Click HERE to join us in the Screening Room to talk The Trip to Spain, Patti Cake$ and Goon: Last of the Enforcers. We’ll also break down what’s new in home entertainment.
by George Wolf
Glamorous dreams in a hardscrabble town. Local rappers “spitting” in free-style battles, gunning for the neighborhood respect they that can’t get at home or work. A rousing hip-hop anthem showcasing star making talent.
Sure, Patti Cake$ often smells what 8 Mile was cooking, but writer/director Geremy Jasper’s feature debut is loaded with enough exuberant sincerity and earnest button-pushing to succeed on more levels than it probably should.

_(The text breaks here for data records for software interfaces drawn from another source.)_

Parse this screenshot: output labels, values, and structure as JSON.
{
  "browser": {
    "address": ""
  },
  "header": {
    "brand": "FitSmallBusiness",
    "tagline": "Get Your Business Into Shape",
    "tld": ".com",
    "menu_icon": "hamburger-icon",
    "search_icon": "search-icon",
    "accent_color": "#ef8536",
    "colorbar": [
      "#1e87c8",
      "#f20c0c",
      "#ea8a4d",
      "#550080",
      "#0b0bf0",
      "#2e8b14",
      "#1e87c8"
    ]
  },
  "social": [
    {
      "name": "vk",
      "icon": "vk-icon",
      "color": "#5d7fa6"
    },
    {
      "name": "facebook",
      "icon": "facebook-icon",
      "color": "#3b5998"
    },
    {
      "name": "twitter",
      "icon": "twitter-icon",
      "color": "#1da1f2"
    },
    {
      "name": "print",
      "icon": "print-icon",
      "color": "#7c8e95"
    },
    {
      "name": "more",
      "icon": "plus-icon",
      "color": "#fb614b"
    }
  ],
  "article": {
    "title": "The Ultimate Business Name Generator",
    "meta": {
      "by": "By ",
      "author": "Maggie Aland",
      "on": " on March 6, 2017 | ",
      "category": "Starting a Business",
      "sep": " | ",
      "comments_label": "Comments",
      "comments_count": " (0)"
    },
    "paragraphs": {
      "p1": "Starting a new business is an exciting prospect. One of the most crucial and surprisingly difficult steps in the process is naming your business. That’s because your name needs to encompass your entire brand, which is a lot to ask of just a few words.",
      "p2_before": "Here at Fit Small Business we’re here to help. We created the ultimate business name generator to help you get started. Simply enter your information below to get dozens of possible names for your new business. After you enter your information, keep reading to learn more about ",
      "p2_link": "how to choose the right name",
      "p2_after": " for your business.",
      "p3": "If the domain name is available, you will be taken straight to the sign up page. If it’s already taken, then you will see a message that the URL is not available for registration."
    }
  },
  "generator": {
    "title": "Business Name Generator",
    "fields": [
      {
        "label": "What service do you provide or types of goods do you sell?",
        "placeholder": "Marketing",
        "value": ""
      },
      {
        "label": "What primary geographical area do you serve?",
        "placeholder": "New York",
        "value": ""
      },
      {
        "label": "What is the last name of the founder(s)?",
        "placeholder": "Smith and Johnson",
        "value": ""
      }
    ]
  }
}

And since somebody mentioned star making, just try to turn your eyes away from Danielle Macdonald’s lead performance as Patti Dombrowski, a twenty-something bartender in New Jersey who stares across the river and dreams of NYC stardom.
While the kids still call her “Dumbo,” Patti calls herself “Killa P,” rapping her original rhymes with constant support from her pharmacist friend Jheri (Siddharth Dhananjay) and no support from her drunky mom Barb (Inside Amy Schumer’s Bridget Everett).
But when scary new musician friend “Antichrist” (Mamoudou Athie, The Get Down‘s Grandmaster Flash) turns out to be pretty handy with the beat boxes and recording equipment, a homemade CD just might punch Patti’s ticket out of Jersey poverty.
Macdonald, a television vet plenty worthy of this move to features, keeps the entire film grounded in authenticity, which is good, because this entire film needs some grounding in authenticity.
While contrived events and manipulative strings may be pulled around her, Patti’s daily struggles never feel false. The ways she deals with drunks at her bar, a potential new boss at a job interview, or the failing health or her grandmother (Cathy Moriarty, nice to see despite being too young for the role) are filled with a mix of exhausted resignation and cautious optimism well known to countless Americans just trying to get ahead.
Jasper throws in enough stylish dream sequences and weirdly awkward close ups to expose both his inexperience and potential. What Patti Cake$ lacks in originality is made up in creative spirit, because like Patti, Jasper is a talent dreaming big.
With Macdonald as a perfect muse, he’s making sure his own homemade CD has too much fairy tale pixie dust to ignore, with a final track too proudly shameless to resist.